Segment Open
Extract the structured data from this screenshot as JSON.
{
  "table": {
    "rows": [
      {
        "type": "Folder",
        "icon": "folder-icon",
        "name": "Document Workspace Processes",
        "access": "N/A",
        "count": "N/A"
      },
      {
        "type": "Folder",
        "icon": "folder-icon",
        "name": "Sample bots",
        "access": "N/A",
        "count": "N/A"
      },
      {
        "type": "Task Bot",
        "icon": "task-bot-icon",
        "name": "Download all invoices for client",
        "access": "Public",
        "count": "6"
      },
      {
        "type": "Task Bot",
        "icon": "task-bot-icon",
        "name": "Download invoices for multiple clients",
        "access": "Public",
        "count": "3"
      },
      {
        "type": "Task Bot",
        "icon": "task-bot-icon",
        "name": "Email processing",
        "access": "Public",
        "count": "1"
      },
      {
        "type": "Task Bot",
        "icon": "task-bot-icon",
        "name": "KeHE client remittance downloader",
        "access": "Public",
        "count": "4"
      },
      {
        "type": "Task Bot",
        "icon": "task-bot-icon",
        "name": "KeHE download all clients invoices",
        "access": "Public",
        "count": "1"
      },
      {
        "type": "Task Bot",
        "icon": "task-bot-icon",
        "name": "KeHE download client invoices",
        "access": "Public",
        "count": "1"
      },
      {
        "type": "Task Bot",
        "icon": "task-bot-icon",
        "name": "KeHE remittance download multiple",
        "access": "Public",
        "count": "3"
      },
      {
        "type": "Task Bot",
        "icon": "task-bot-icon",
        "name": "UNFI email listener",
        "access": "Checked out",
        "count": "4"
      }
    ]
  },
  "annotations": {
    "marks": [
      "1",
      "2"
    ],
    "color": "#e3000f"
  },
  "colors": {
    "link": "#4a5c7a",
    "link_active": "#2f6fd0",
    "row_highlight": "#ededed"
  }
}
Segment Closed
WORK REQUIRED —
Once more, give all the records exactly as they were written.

RESPONSE TO THIS EXERCISE —
Extract the structured data from this screenshot as JSON.
{
  "table": {
    "rows": [
      {
        "type": "Folder",
        "icon": "folder-icon",
        "name": "Document Workspace Processes",
        "access": "N/A",
        "count": "N/A"
      },
      {
        "type": "Folder",
        "icon": "folder-icon",
        "name": "Sample bots",
        "access": "N/A",
        "count": "N/A"
      },
      {
        "type": "Task Bot",
        "icon": "task-bot-icon",
        "name": "Download all invoices for client",
        "access": "Public",
        "count": "6"
      },
      {
        "type": "Task Bot",
        "icon": "task-bot-icon",
        "name": "Download invoices for multiple clients",
        "access": "Public",
        "count": "3"
      },
      {
        "type": "Task Bot",
        "icon": "task-bot-icon",
        "name": "Email processing",
        "access": "Public",
        "count": "1"
      },
      {
        "type": "Task Bot",
        "icon": "task-bot-icon",
        "name": "KeHE client remittance downloader",
        "access": "Public",
        "count": "4"
      },
      {
        "type": "Task Bot",
        "icon": "task-bot-icon",
        "name": "KeHE download all clients invoices",
        "access": "Public",
        "count": "1"
      },
      {
        "type": "Task Bot",
        "icon": "task-bot-icon",
        "name": "KeHE download client invoices",
        "access": "Public",
        "count": "1"
      },
      {
        "type": "Task Bot",
        "icon": "task-bot-icon",
        "name": "KeHE remittance download multiple",
        "access": "Public",
        "count": "3"
      },
      {
        "type": "Task Bot",
        "icon": "task-bot-icon",
        "name": "UNFI email listener",
        "access": "Checked out",
        "count": "4"
      }
    ]
  },
  "annotations": {
    "marks": [
      "1",
      "2"
    ],
    "color": "#e3000f"
  },
  "colors": {
    "link": "#4a5c7a",
    "link_active": "#2f6fd0",
    "row_highlight": "#ededed"
  }
}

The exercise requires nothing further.